A year ago the global economy first shuddered under the impact of the credit crisis. Business RT spoke with Aleksey Moiseev,Deputy Head of Research at Renaissance Capital about the lasting effects.
RT: Do you think global financial markets learned any questions from a year of crisis?
AM: “Actually, not. The practice of the last several months shows that as soon as new liquidity appear in the market, speculators become active again, and the very structure of financial market remained the same. Huge sums of money were injected into the world economy, but nothing changed at its core.”
RT: Did world financial authorities use the experience of past depressions to tackle the current crisis more efficiently?
AM: “Certainly, they did. Talking about his plan, Ben Bernanke said he was basically driven by the lessons of the Great Depression, which made him promote a loose credit policy, with low interest rates and easy government money, instead of a tight one, which turns a recession into a depression, actually.”
RT: Do you agree that the recovery of global markets is already there?
AM: “Undoubtedly, the first signs of a turnaround appeared had already several months ago, but there are fears of a “skeleton in the cupboard”, the dangers we don’t know about yet. Some experts believe another collapse of major banks could happen in the future.”
RT: What major financial system problems do you think the current crisis unveiled?
AM: “As I see it, it showed that when credit agencies lack objectiveness and adequacy, it leads to the collapse of the whole system. I mean, disinformation from those agencies, working in the interests of their shareholders, and giving them a positive rating, when the actual situation wasn’t that cloudless, misled people, making them absolutely relaxed. This, coupled with the absence of decent financial market regulation, which at a certain moment became too big to run by itself.”
RT: How has Russia fared?
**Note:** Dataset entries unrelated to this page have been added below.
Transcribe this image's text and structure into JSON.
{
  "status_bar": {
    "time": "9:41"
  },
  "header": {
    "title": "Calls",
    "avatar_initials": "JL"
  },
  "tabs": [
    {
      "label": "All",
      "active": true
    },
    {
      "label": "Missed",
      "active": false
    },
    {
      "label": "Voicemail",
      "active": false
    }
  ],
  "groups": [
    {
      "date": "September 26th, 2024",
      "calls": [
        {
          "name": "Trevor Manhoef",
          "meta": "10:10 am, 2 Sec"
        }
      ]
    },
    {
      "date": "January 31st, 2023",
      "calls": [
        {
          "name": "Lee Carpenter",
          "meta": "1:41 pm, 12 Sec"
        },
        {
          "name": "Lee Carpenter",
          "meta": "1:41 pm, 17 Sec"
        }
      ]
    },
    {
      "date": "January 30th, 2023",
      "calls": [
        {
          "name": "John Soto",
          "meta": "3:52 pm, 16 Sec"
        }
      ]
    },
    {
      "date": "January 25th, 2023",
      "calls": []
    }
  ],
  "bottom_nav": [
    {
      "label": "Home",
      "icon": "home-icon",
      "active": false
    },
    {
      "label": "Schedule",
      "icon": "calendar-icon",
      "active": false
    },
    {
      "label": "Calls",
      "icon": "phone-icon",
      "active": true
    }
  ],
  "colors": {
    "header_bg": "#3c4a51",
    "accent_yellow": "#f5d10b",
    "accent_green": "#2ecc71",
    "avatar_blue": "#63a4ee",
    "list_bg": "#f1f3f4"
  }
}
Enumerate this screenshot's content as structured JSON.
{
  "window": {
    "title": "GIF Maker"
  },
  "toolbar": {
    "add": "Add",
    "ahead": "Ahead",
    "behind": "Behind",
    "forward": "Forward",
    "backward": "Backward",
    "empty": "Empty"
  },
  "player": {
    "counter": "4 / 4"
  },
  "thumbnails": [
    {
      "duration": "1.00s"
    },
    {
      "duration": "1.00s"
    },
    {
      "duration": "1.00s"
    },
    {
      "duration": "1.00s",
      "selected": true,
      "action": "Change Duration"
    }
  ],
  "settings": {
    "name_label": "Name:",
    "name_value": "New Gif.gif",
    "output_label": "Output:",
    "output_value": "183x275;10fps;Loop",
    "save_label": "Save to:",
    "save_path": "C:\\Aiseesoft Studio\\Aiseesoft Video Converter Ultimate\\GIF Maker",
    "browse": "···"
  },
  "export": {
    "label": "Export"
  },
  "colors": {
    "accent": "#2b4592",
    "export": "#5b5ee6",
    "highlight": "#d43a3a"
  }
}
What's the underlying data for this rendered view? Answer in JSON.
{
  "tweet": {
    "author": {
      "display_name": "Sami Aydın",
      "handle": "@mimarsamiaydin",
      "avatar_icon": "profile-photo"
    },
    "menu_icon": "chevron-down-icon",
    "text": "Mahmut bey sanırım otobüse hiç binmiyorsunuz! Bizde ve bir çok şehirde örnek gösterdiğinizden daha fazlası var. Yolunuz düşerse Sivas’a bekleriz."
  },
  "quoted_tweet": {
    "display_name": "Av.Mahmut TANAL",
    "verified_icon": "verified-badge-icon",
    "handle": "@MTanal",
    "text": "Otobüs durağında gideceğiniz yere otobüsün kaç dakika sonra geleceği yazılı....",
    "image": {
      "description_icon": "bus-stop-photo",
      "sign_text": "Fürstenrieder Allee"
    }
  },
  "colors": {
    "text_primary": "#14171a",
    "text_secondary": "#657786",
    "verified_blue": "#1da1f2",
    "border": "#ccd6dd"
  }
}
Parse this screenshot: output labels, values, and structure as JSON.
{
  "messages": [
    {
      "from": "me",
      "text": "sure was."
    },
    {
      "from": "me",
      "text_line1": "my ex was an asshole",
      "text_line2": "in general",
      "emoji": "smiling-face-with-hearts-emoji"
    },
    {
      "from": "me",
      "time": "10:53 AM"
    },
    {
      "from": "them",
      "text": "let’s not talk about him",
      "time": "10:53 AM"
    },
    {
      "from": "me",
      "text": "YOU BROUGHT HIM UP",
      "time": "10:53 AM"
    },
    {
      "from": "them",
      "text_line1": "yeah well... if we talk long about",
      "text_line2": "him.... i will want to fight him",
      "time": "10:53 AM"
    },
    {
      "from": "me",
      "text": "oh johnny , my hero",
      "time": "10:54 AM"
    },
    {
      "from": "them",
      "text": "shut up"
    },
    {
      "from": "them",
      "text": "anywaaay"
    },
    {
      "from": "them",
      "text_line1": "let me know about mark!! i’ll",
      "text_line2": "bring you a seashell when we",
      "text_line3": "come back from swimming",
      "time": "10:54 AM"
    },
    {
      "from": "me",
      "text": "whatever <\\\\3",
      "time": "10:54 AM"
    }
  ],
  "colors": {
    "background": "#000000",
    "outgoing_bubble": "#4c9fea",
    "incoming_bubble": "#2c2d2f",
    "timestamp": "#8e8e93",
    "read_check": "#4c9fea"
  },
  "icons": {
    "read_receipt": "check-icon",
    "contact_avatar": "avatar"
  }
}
AM: “In fact, I think, all the woes about Russia’s slump are exaggerated, and since July we’ve already seen clear positive signs, though the pre-crisis level could be reached by the end of 2011 or 2012. Talking about the reasons, a sharp downturn in stocks of finished goods really caused the recession in our country. Loose monetary policy coupled with active fiscal policy, when governmental expenses constantly grew, and overheated the economy. So, after a big jump, a sharp downturn followed, as often happens in Russia.”